Note: Remember this is a temporary fix and is recommended only if you have no other option at hand. Putting heavier or thicker oil could mask the knocking sound but eventually, you’ll have to replace/repair the worn-out components. Also, it could lead to more damage which will increase the cost of fixing the problem.
How Do You Fix A Rod Knock?
The only way to fix rod knock is by rebuilding the engine. Here, you need to pull out the rods to replace the rod bearings. The rod may have damaged the crankshaft’s surface. In that case, you’ll need to polish your crank and turn it. Turning will grid down the crank’s journal making its diameter smaller so that any gouges on the surface are removed.
Then. run thicker rod bearings corresponding to the amount of crank turning. You can also consider replacing the main bearings. This is advised if other factors like a damaged oil pump have resulted in the rod bearing’s failure.
How Do You Prevent Rod Knocks?
1. Use High-Quality Gasoline: Start by upgrading the gasoline used. Get higher-quality gasoline with a higher octane rating because higher-octane fuels can usually withstand higher loads before combustion. Try finding one that also contains carbon cleaning additives which will prevent any further buildup on the parts of your vehicle’s engine (that would have affected timing)

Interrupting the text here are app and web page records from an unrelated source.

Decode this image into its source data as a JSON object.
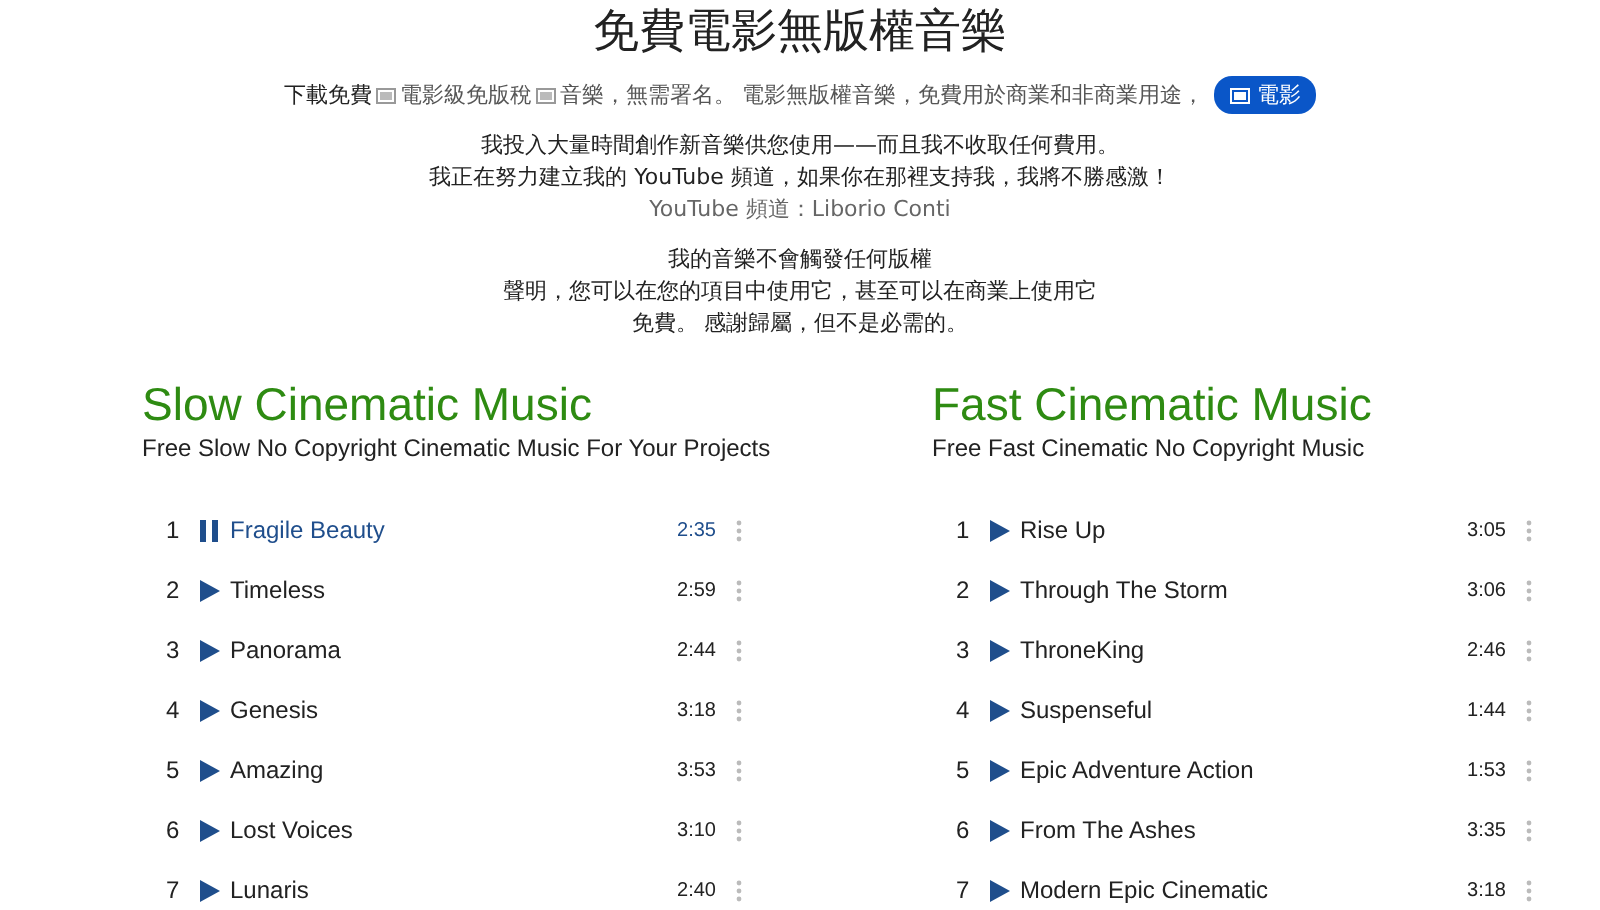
{
  "title": "免費電影無版權音樂",
  "intro": [
    {
      "kind": "text",
      "text": "下載免費"
    },
    {
      "kind": "linked",
      "text": "電影級免版稅"
    },
    {
      "kind": "linked",
      "text": "音樂，無需署名。 電影無版權音樂，免費用於商業和非商業用途，"
    }
  ],
  "badge": {
    "text": "電影"
  },
  "paragraphs": [
    {
      "lines": [
        {
          "text": "我投入大量時間創作新音樂供您使用——而且我不收取任何費用。",
          "muted": false
        },
        {
          "text": "我正在努力建立我的 YouTube 頻道，如果你在那裡支持我，我將不勝感激！",
          "muted": false
        },
        {
          "text": "YouTube 頻道：Liborio Conti",
          "muted": true
        }
      ]
    },
    {
      "lines": [
        {
          "text": "我的音樂不會觸發任何版權",
          "muted": false
        },
        {
          "text": "聲明，您可以在您的項目中使用它，甚至可以在商業上使用它",
          "muted": false
        },
        {
          "text": "免費。 感謝歸屬，但不是必需的。",
          "muted": false
        }
      ]
    }
  ],
  "playlists": [
    {
      "title": "Slow Cinematic Music",
      "subtitle": "Free Slow No Copyright Cinematic Music For Your Projects",
      "tracks": [
        {
          "number": "1",
          "title": "Fragile Beauty",
          "duration": "2:35",
          "playing": true
        },
        {
          "number": "2",
          "title": "Timeless",
          "duration": "2:59",
          "playing": false
        },
        {
          "number": "3",
          "title": "Panorama",
          "duration": "2:44",
          "playing": false
        },
        {
          "number": "4",
          "title": "Genesis",
          "duration": "3:18",
          "playing": false
        },
        {
          "number": "5",
          "title": "Amazing",
          "duration": "3:53",
          "playing": false
        },
        {
          "number": "6",
          "title": "Lost Voices",
          "duration": "3:10",
          "playing": false
        },
        {
          "number": "7",
          "title": "Lunaris",
          "duration": "2:40",
          "playing": false
        }
      ]
    },
    {
      "title": "Fast Cinematic Music",
      "subtitle": "Free Fast Cinematic No Copyright Music",
      "tracks": [
        {
          "number": "1",
          "title": "Rise Up",
          "duration": "3:05",
          "playing": false
        },
        {
          "number": "2",
          "title": "Through The Storm",
          "duration": "3:06",
          "playing": false
        },
        {
          "number": "3",
          "title": "ThroneKing",
          "duration": "2:46",
          "playing": false
        },
        {
          "number": "4",
          "title": "Suspenseful",
          "duration": "1:44",
          "playing": false
        },
        {
          "number": "5",
          "title": "Epic Adventure Action",
          "duration": "1:53",
          "playing": false
        },
        {
          "number": "6",
          "title": "From The Ashes",
          "duration": "3:35",
          "playing": false
        },
        {
          "number": "7",
          "title": "Modern Epic Cinematic",
          "duration": "3:18",
          "playing": false
        }
      ]
    }
  ]
}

2. Regularly Maintain Your Engine: Upgrade your engine with new wires and spark plugs.
3. Change Fuel Regularly: Make sure to change the fuel in your vehicle regularly. Also, look out for low oil levels since worn-out and low oil levels can lead to timing-related issues, poor lubrication, etc.
How Much Does It Cost To Fix A Rod Knock?

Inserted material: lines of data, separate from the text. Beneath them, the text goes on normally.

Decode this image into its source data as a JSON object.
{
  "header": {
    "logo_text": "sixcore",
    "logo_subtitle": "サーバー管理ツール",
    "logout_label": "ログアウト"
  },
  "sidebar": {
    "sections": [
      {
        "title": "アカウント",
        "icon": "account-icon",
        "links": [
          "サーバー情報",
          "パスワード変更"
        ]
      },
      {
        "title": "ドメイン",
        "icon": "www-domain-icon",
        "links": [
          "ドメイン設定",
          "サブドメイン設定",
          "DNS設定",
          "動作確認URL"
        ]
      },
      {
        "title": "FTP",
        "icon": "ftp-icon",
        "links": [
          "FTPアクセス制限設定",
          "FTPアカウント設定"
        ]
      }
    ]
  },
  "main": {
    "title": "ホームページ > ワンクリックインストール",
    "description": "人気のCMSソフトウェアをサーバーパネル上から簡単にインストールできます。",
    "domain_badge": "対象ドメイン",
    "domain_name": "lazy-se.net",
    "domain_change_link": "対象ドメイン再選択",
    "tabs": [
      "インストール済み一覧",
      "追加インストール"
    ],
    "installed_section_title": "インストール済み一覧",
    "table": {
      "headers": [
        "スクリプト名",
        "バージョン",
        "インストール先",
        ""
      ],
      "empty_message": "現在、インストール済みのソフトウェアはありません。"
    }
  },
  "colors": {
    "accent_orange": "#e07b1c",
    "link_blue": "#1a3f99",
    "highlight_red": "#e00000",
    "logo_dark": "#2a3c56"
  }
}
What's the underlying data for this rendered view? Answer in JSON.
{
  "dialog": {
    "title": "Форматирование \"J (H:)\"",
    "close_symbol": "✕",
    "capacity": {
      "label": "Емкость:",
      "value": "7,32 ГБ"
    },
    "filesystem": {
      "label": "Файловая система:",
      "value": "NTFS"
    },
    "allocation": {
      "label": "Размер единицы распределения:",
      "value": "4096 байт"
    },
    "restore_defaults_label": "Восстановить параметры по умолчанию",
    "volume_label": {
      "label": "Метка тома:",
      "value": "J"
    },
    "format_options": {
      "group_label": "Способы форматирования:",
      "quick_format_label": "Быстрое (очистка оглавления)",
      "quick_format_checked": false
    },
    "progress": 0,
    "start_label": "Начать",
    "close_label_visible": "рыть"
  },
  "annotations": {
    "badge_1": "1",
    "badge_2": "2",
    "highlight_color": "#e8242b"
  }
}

The cost of repairing rod knock depends on many other factors. Some of these factors are listed below:
- How long have you had the rod knock?
- How much damage has been caused?
- Do you have a high-performance engine?
- Is the engine salvageable?
The cost of the repair could be in the range of $2,500 to $4,000 if the engine has to be rebuilt. And if you need to replace the entire engine, that could go up to $10,000 or higher.
If you hear a knocking sound from your engine, the problem is likely a rod knock. We would advise that you shouldn’t wait. The longer you wait with engine problems like this one, the worse things become. We know that it could be a costly repair even if you attempt to do it on your own. But, dealing with it earlier, while you still have time, could save your engine. After all, it’s better to get your engine repaired than to break your bank to buy a new one.